Exactly as written, return every line of the data below apart from the pictures.
○ ○ ○
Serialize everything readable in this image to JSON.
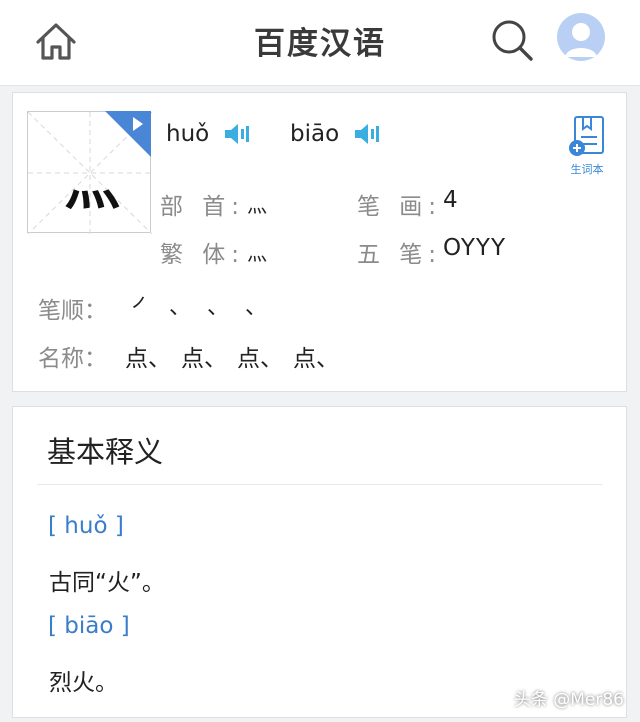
{
  "header": {
    "title": "百度汉语"
  },
  "character": {
    "glyph": "灬",
    "readings": [
      {
        "pinyin": "huǒ"
      },
      {
        "pinyin": "biāo"
      }
    ],
    "radical_label": "部 首:",
    "radical_value": "灬",
    "strokes_label": "笔 画:",
    "strokes_value": "4",
    "traditional_label": "繁 体:",
    "traditional_value": "灬",
    "wubi_label": "五 笔:",
    "wubi_value": "OYYY",
    "stroke_order_label": "笔顺：",
    "stroke_order": [
      "㇒",
      "、",
      "、",
      "、"
    ],
    "stroke_names_label": "名称：",
    "stroke_names": [
      "点、",
      "点、",
      "点、",
      "点、"
    ],
    "vocab_label": "生词本"
  },
  "basic_definition": {
    "title": "基本释义",
    "entries": [
      {
        "pinyin": "[ huǒ ]",
        "meaning": "古同“火”。"
      },
      {
        "pinyin": "[ biāo ]",
        "meaning": "烈火。"
      }
    ]
  },
  "watermark": "头条 @Mer86",
  "colors": {
    "accent": "#3a7dc9",
    "speaker": "#3aaee0",
    "corner": "#4a86d6"
  }
}
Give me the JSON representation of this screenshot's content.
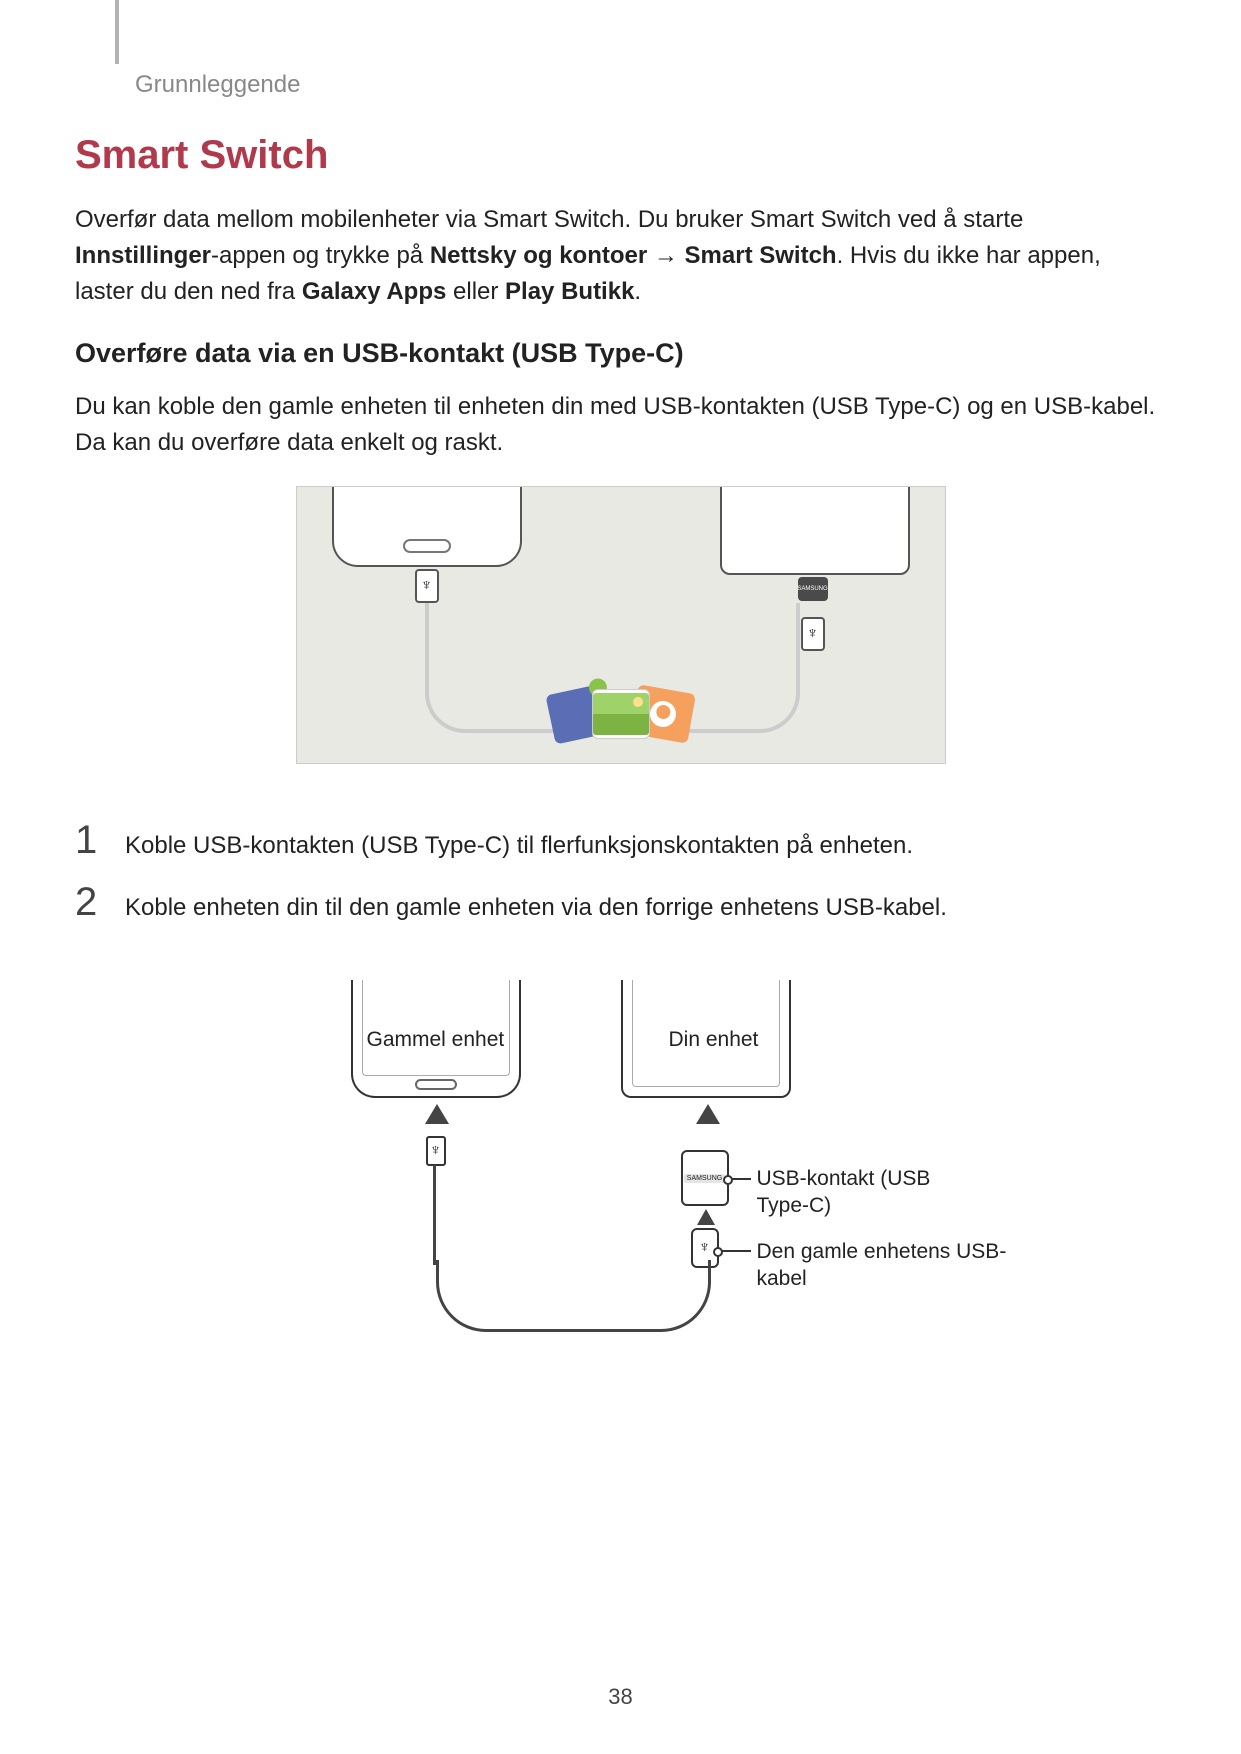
{
  "header": {
    "breadcrumb": "Grunnleggende"
  },
  "title": "Smart Switch",
  "intro": {
    "pre": "Overfør data mellom mobilenheter via Smart Switch. Du bruker Smart Switch ved å starte ",
    "b1": "Innstillinger",
    "mid1": "-appen og trykke på ",
    "b2": "Nettsky og kontoer",
    "arrow": " → ",
    "b3": "Smart Switch",
    "mid2": ". Hvis du ikke har appen, laster du den ned fra ",
    "b4": "Galaxy Apps",
    "mid3": " eller ",
    "b5": "Play Butikk",
    "end": "."
  },
  "subheading": "Overføre data via en USB-kontakt (USB Type-C)",
  "subpara": "Du kan koble den gamle enheten til enheten din med USB-kontakten (USB Type-C) og en USB-kabel. Da kan du overføre data enkelt og raskt.",
  "figure1": {
    "connector_brand": "SAMSUNG"
  },
  "steps": [
    {
      "num": "1",
      "text": "Koble USB-kontakten (USB Type-C) til flerfunksjonskontakten på enheten."
    },
    {
      "num": "2",
      "text": "Koble enheten din til den gamle enheten via den forrige enhetens USB-kabel."
    }
  ],
  "figure2": {
    "label_old": "Gammel enhet",
    "label_new": "Din enhet",
    "callout_connector": "USB-kontakt (USB Type-C)",
    "callout_cable": "Den gamle enhetens USB-kabel",
    "connector_brand": "SAMSUNG"
  },
  "page_number": "38"
}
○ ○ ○
**OUTPUT**
Serialize everything readable in this image to JSON.
{
  "header": {
    "title": "百度汉语"
  },
  "character": {
    "glyph": "灬",
    "readings": [
      {
        "pinyin": "huǒ"
      },
      {
        "pinyin": "biāo"
      }
    ],
    "radical_label": "部 首:",
    "radical_value": "灬",
    "strokes_label": "笔 画:",
    "strokes_value": "4",
    "traditional_label": "繁 体:",
    "traditional_value": "灬",
    "wubi_label": "五 笔:",
    "wubi_value": "OYYY",
    "stroke_order_label": "笔顺：",
    "stroke_order": [
      "㇒",
      "、",
      "、",
      "、"
    ],
    "stroke_names_label": "名称：",
    "stroke_names": [
      "点、",
      "点、",
      "点、",
      "点、"
    ],
    "vocab_label": "生词本"
  },
  "basic_definition": {
    "title": "基本释义",
    "entries": [
      {
        "pinyin": "[ huǒ ]",
        "meaning": "古同“火”。"
      },
      {
        "pinyin": "[ biāo ]",
        "meaning": "烈火。"
      }
    ]
  },
  "watermark": "头条 @Mer86",
  "colors": {
    "accent": "#3a7dc9",
    "speaker": "#3aaee0",
    "corner": "#4a86d6"
  }
}
Give me the JSON representation of this screenshot's content.
{
  "header": {
    "breadcrumb": "Grunnleggende"
  },
  "title": "Smart Switch",
  "intro": {
    "pre": "Overfør data mellom mobilenheter via Smart Switch. Du bruker Smart Switch ved å starte ",
    "b1": "Innstillinger",
    "mid1": "-appen og trykke på ",
    "b2": "Nettsky og kontoer",
    "arrow": " → ",
    "b3": "Smart Switch",
    "mid2": ". Hvis du ikke har appen, laster du den ned fra ",
    "b4": "Galaxy Apps",
    "mid3": " eller ",
    "b5": "Play Butikk",
    "end": "."
  },
  "subheading": "Overføre data via en USB-kontakt (USB Type-C)",
  "subpara": "Du kan koble den gamle enheten til enheten din med USB-kontakten (USB Type-C) og en USB-kabel. Da kan du overføre data enkelt og raskt.",
  "figure1": {
    "connector_brand": "SAMSUNG"
  },
  "steps": [
    {
      "num": "1",
      "text": "Koble USB-kontakten (USB Type-C) til flerfunksjonskontakten på enheten."
    },
    {
      "num": "2",
      "text": "Koble enheten din til den gamle enheten via den forrige enhetens USB-kabel."
    }
  ],
  "figure2": {
    "label_old": "Gammel enhet",
    "label_new": "Din enhet",
    "callout_connector": "USB-kontakt (USB Type-C)",
    "callout_cable": "Den gamle enhetens USB-kabel",
    "connector_brand": "SAMSUNG"
  },
  "page_number": "38"
}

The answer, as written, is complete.